_TASK INSTRUCTIONS_.
Restate the data below word for word, and let no image into your version.

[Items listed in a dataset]
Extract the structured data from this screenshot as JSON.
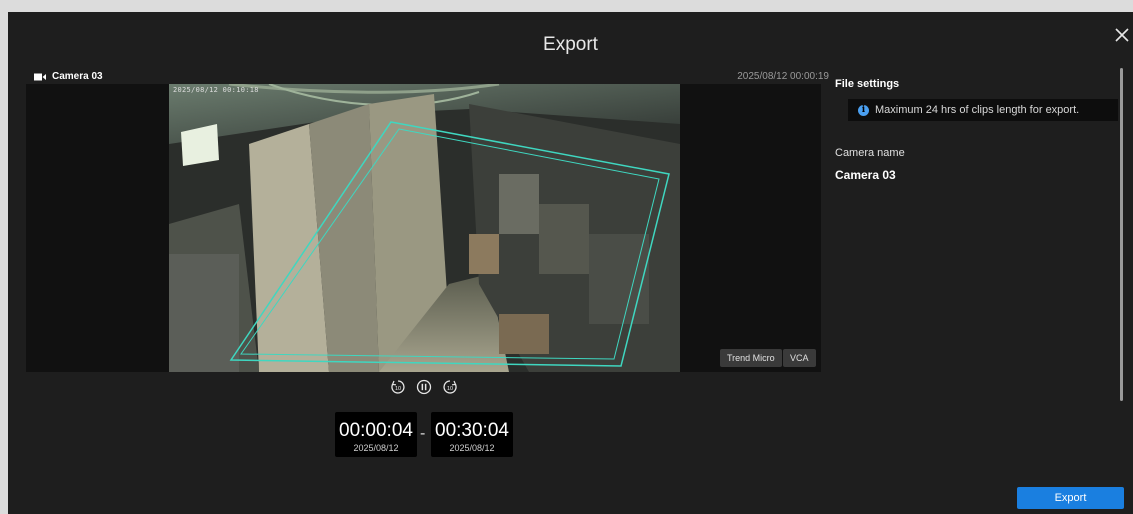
{
  "dialog": {
    "title": "Export"
  },
  "camera": {
    "name": "Camera 03",
    "timestamp": "2025/08/12 00:00:19",
    "osd_text": "2025/08/12 00:10:18"
  },
  "video_tags": {
    "trend_micro": "Trend Micro",
    "vca": "VCA"
  },
  "playback": {
    "rewind_icon": "rewind-10-icon",
    "pause_icon": "pause-icon",
    "forward_icon": "forward-10-icon"
  },
  "range": {
    "start_time": "00:00:04",
    "start_date": "2025/08/12",
    "separator": "-",
    "end_time": "00:30:04",
    "end_date": "2025/08/12"
  },
  "side": {
    "section_title": "File settings",
    "info_text": "Maximum 24 hrs of clips length for export.",
    "info_icon": "info-icon",
    "camera_label": "Camera name",
    "camera_value": "Camera 03"
  },
  "footer": {
    "export_label": "Export"
  },
  "colors": {
    "accent": "#1a7fe0",
    "dialog_bg": "#1e1e1e",
    "vca_line": "#3fd7c0"
  }
}
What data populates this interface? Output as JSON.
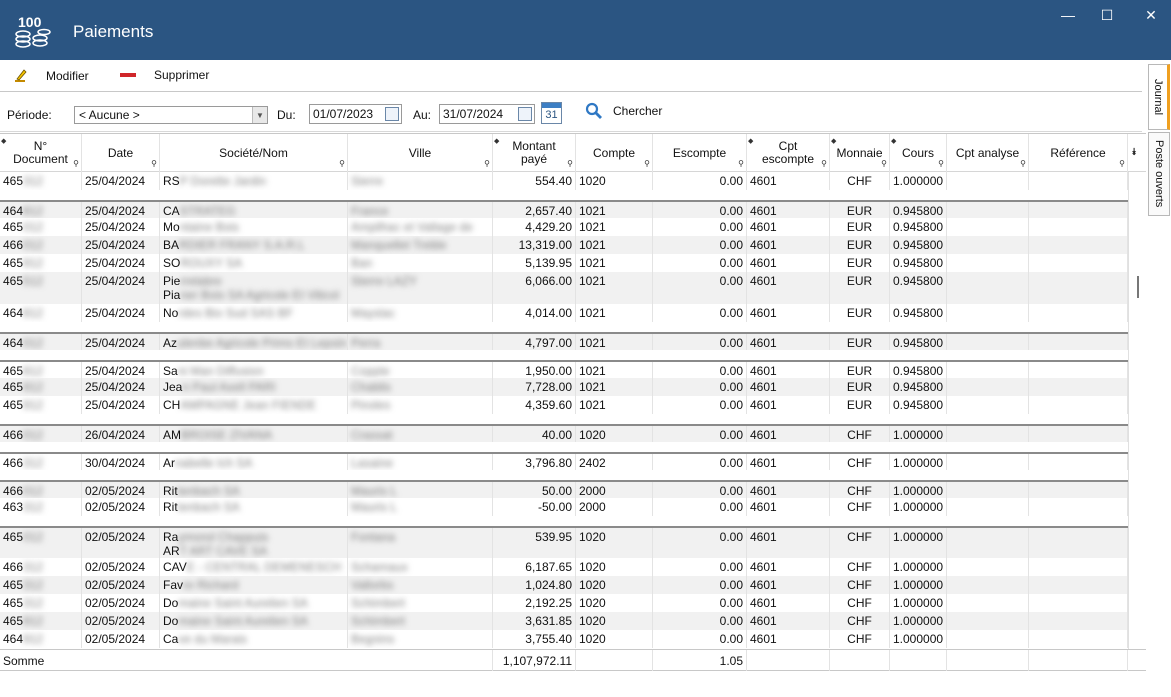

_ANSWER BELOW_.
Extract the structured data from this screenshot as JSON.
{
  "dialog": {
    "title": "Export"
  },
  "camera": {
    "name": "Camera 03",
    "timestamp": "2025/08/12 00:00:19",
    "osd_text": "2025/08/12 00:10:18"
  },
  "video_tags": {
    "trend_micro": "Trend Micro",
    "vca": "VCA"
  },
  "playback": {
    "rewind_icon": "rewind-10-icon",
    "pause_icon": "pause-icon",
    "forward_icon": "forward-10-icon"
  },
  "range": {
    "start_time": "00:00:04",
    "start_date": "2025/08/12",
    "separator": "-",
    "end_time": "00:30:04",
    "end_date": "2025/08/12"
  },
  "side": {
    "section_title": "File settings",
    "info_text": "Maximum 24 hrs of clips length for export.",
    "info_icon": "info-icon",
    "camera_label": "Camera name",
    "camera_value": "Camera 03"
  },
  "footer": {
    "export_label": "Export"
  },
  "colors": {
    "accent": "#1a7fe0",
    "dialog_bg": "#1e1e1e",
    "vca_line": "#3fd7c0"
  }
}
What data populates this interface? Output as JSON.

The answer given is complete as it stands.